“Tsunami”-The New York Times – Op-Ed – Dec. 28, 2008 – Linoleum Cut :11″x8″- 30x20cm
1908 – ‘tsunami’ in Italy

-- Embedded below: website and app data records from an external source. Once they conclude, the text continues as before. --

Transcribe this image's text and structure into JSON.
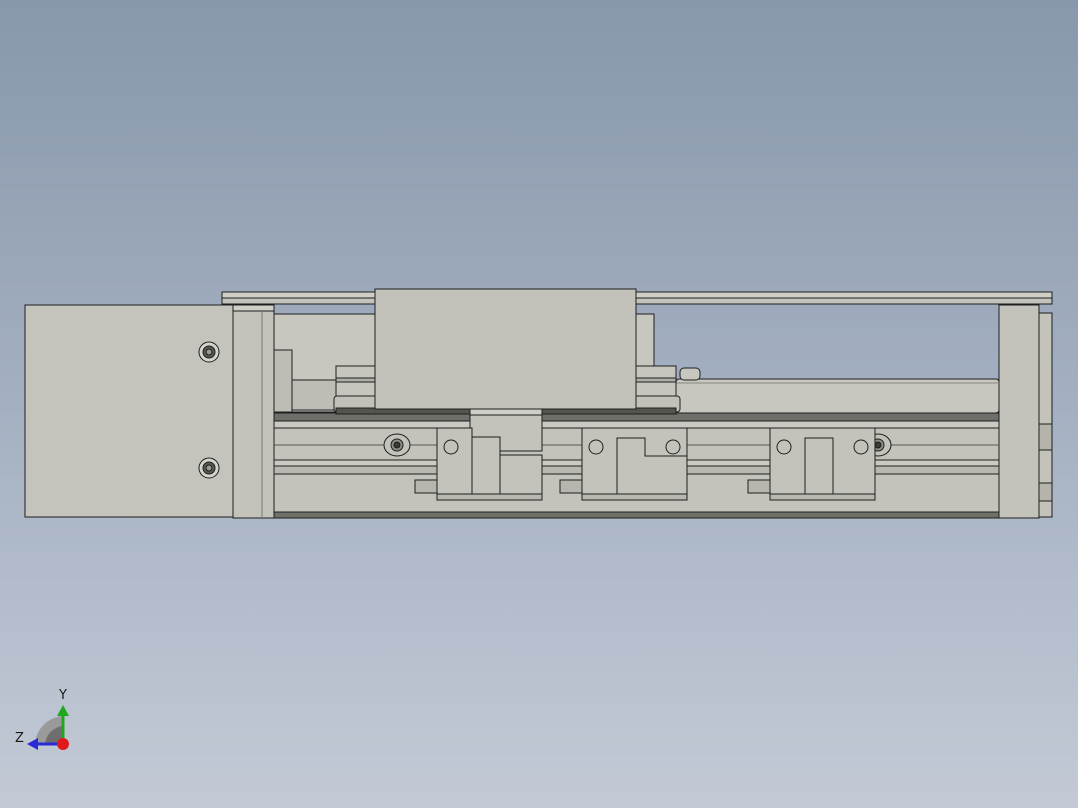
{
  "viewport": {
    "background_top": "#8897ab",
    "background_bottom": "#c3cad6"
  },
  "model": {
    "part_fill": "#c3c3bb",
    "part_edge": "#1e1e1e"
  },
  "triad": {
    "y_label": "Y",
    "z_label": "Z",
    "y_color": "#1ea81e",
    "z_color": "#2a2ad6",
    "x_color": "#e01a1a"
  }
}
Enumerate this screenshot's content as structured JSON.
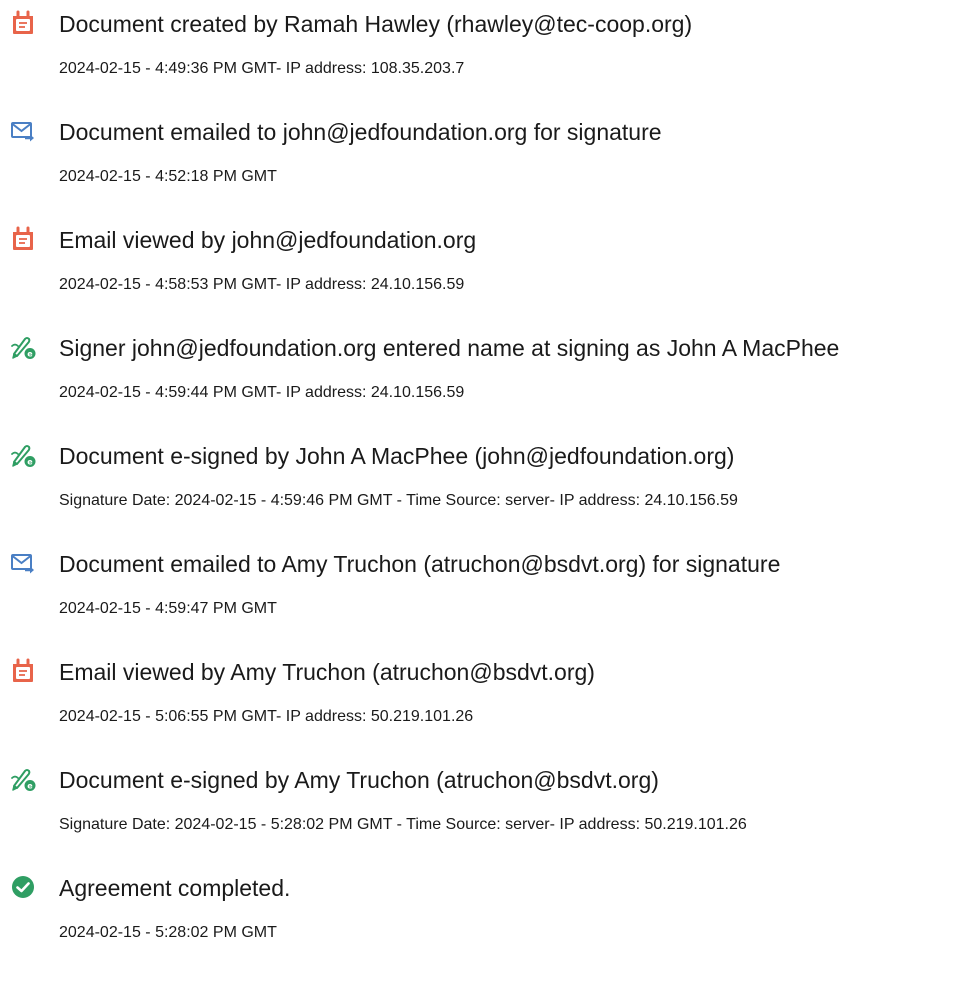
{
  "events": [
    {
      "icon": "document-created-icon",
      "title": "Document created by Ramah Hawley (rhawley@tec-coop.org)",
      "detail": "2024-02-15 - 4:49:36 PM GMT- IP address: 108.35.203.7"
    },
    {
      "icon": "email-sent-icon",
      "title": "Document emailed to john@jedfoundation.org for signature",
      "detail": "2024-02-15 - 4:52:18 PM GMT"
    },
    {
      "icon": "document-viewed-icon",
      "title": "Email viewed by john@jedfoundation.org",
      "detail": "2024-02-15 - 4:58:53 PM GMT- IP address: 24.10.156.59"
    },
    {
      "icon": "e-sign-pen-icon",
      "title": "Signer john@jedfoundation.org entered name at signing as John A MacPhee",
      "detail": "2024-02-15 - 4:59:44 PM GMT- IP address: 24.10.156.59"
    },
    {
      "icon": "e-sign-pen-icon",
      "title": "Document e-signed by John A MacPhee (john@jedfoundation.org)",
      "detail": "Signature Date: 2024-02-15 - 4:59:46 PM GMT - Time Source: server- IP address: 24.10.156.59"
    },
    {
      "icon": "email-sent-icon",
      "title": "Document emailed to Amy Truchon (atruchon@bsdvt.org) for signature",
      "detail": "2024-02-15 - 4:59:47 PM GMT"
    },
    {
      "icon": "document-viewed-icon",
      "title": "Email viewed by Amy Truchon (atruchon@bsdvt.org)",
      "detail": "2024-02-15 - 5:06:55 PM GMT- IP address: 50.219.101.26"
    },
    {
      "icon": "e-sign-pen-icon",
      "title": "Document e-signed by Amy Truchon (atruchon@bsdvt.org)",
      "detail": "Signature Date: 2024-02-15 - 5:28:02 PM GMT - Time Source: server- IP address: 50.219.101.26"
    },
    {
      "icon": "agreement-completed-icon",
      "title": "Agreement completed.",
      "detail": "2024-02-15 - 5:28:02 PM GMT"
    }
  ],
  "colors": {
    "doc_icon": "#e8644a",
    "email_icon": "#4a7fc4",
    "pen_icon": "#2f9e63",
    "check_icon": "#2f9e63",
    "text": "#1a1a1a"
  }
}
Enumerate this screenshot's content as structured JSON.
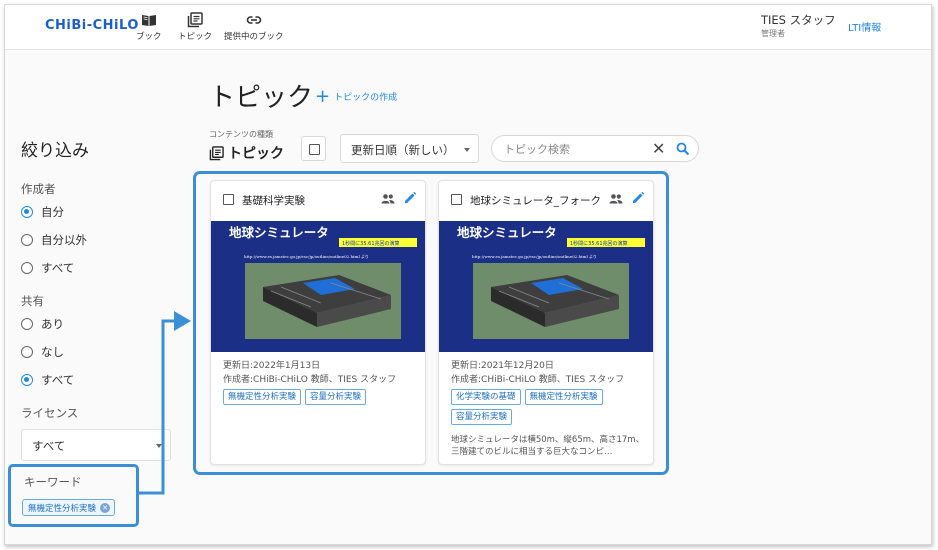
{
  "app": {
    "logo": "CHiBi-CHiLO",
    "nav": [
      {
        "label": "ブック",
        "icon": "book-icon"
      },
      {
        "label": "トピック",
        "icon": "topic-icon"
      },
      {
        "label": "提供中のブック",
        "icon": "link-icon"
      }
    ],
    "user": {
      "name": "TIES スタッフ",
      "role": "管理者"
    },
    "lti_link": "LTI情報"
  },
  "page": {
    "title": "トピック",
    "create_label": "トピックの作成"
  },
  "filter": {
    "title": "絞り込み",
    "author": {
      "label": "作成者",
      "options": [
        "自分",
        "自分以外",
        "すべて"
      ],
      "selected": "自分"
    },
    "share": {
      "label": "共有",
      "options": [
        "あり",
        "なし",
        "すべて"
      ],
      "selected": "すべて"
    },
    "license": {
      "label": "ライセンス",
      "value": "すべて"
    },
    "keyword": {
      "label": "キーワード",
      "chip": "無機定性分析実験"
    }
  },
  "toolbar": {
    "content_type_label": "コンテンツの種類",
    "content_type_value": "トピック",
    "sort_value": "更新日順（新しい）",
    "search_placeholder": "トピック検索",
    "search_value": ""
  },
  "cards": [
    {
      "title": "基礎科学実験",
      "thumbnail": {
        "heading": "地球シミュレータ",
        "caption": "1秒間に35.61兆回の演算",
        "url": "http://www.es.jamstec.go.jp/esc/jp/outline/outline02.html より"
      },
      "updated": "更新日:2022年1月13日",
      "author": "作成者:CHiBi-CHiLO 教師、TIES スタッフ",
      "tags": [
        "無機定性分析実験",
        "容量分析実験"
      ],
      "description": ""
    },
    {
      "title": "地球シミュレータ_フォーク",
      "thumbnail": {
        "heading": "地球シミュレータ",
        "caption": "1秒間に35.61兆回の演算",
        "url": "http://www.es.jamstec.go.jp/esc/jp/outline/outline02.html より"
      },
      "updated": "更新日:2021年12月20日",
      "author": "作成者:CHiBi-CHiLO 教師、TIES スタッフ",
      "tags": [
        "化学実験の基礎",
        "無機定性分析実験",
        "容量分析実験"
      ],
      "description": "地球シミュレータは横50m、縦65m、高さ17m、三階建てのビルに相当する巨大なコンピ…"
    }
  ],
  "colors": {
    "accent": "#1e88e5",
    "highlight_border": "#3a8fd6",
    "thumbnail_bg": "#1b2f86",
    "thumbnail_heading": "#ffffff",
    "thumbnail_caption_bg": "#ffff33"
  }
}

“There was no time to outrun the water, but someone pushed my grandfather up into an olive tree along with his little brother, whom Lorenzo held onto with all his strength. The roar of the sea was deafening — the tidal wave crested at more than 40 feet — and fight though Lorenzo did, the impact broke his clutch on Giuseppe. No one will ever know how long my grandfather wandered the ruined coast, calling out the names of his brother, of his family. Everything Lorenzo had ever known was destroyed. Across the straits, Messina — one of the most ancient cities in Europe — had been annihilated. More than 50,000 were dead. It took only a few hours for civilization to break down among the survivors. Looting ran rampant; thieves cut fingers from the dead rather than waste time prying their rings off. The 1908 earthquake stands as the most lethal natural disaster in recorded European history. (And only the Indian Ocean tsunami of 2004 has dwarfed it recently.) Nearly 100,000 people perished, including all 16 of my grandfather’s relatives in Via Madonell ” – an excerpt by John Bemelmans Marcianone, one of the rare survivor at the time . Even so there was no nuclear condition to worry about, nearly 100.000 lives were lost.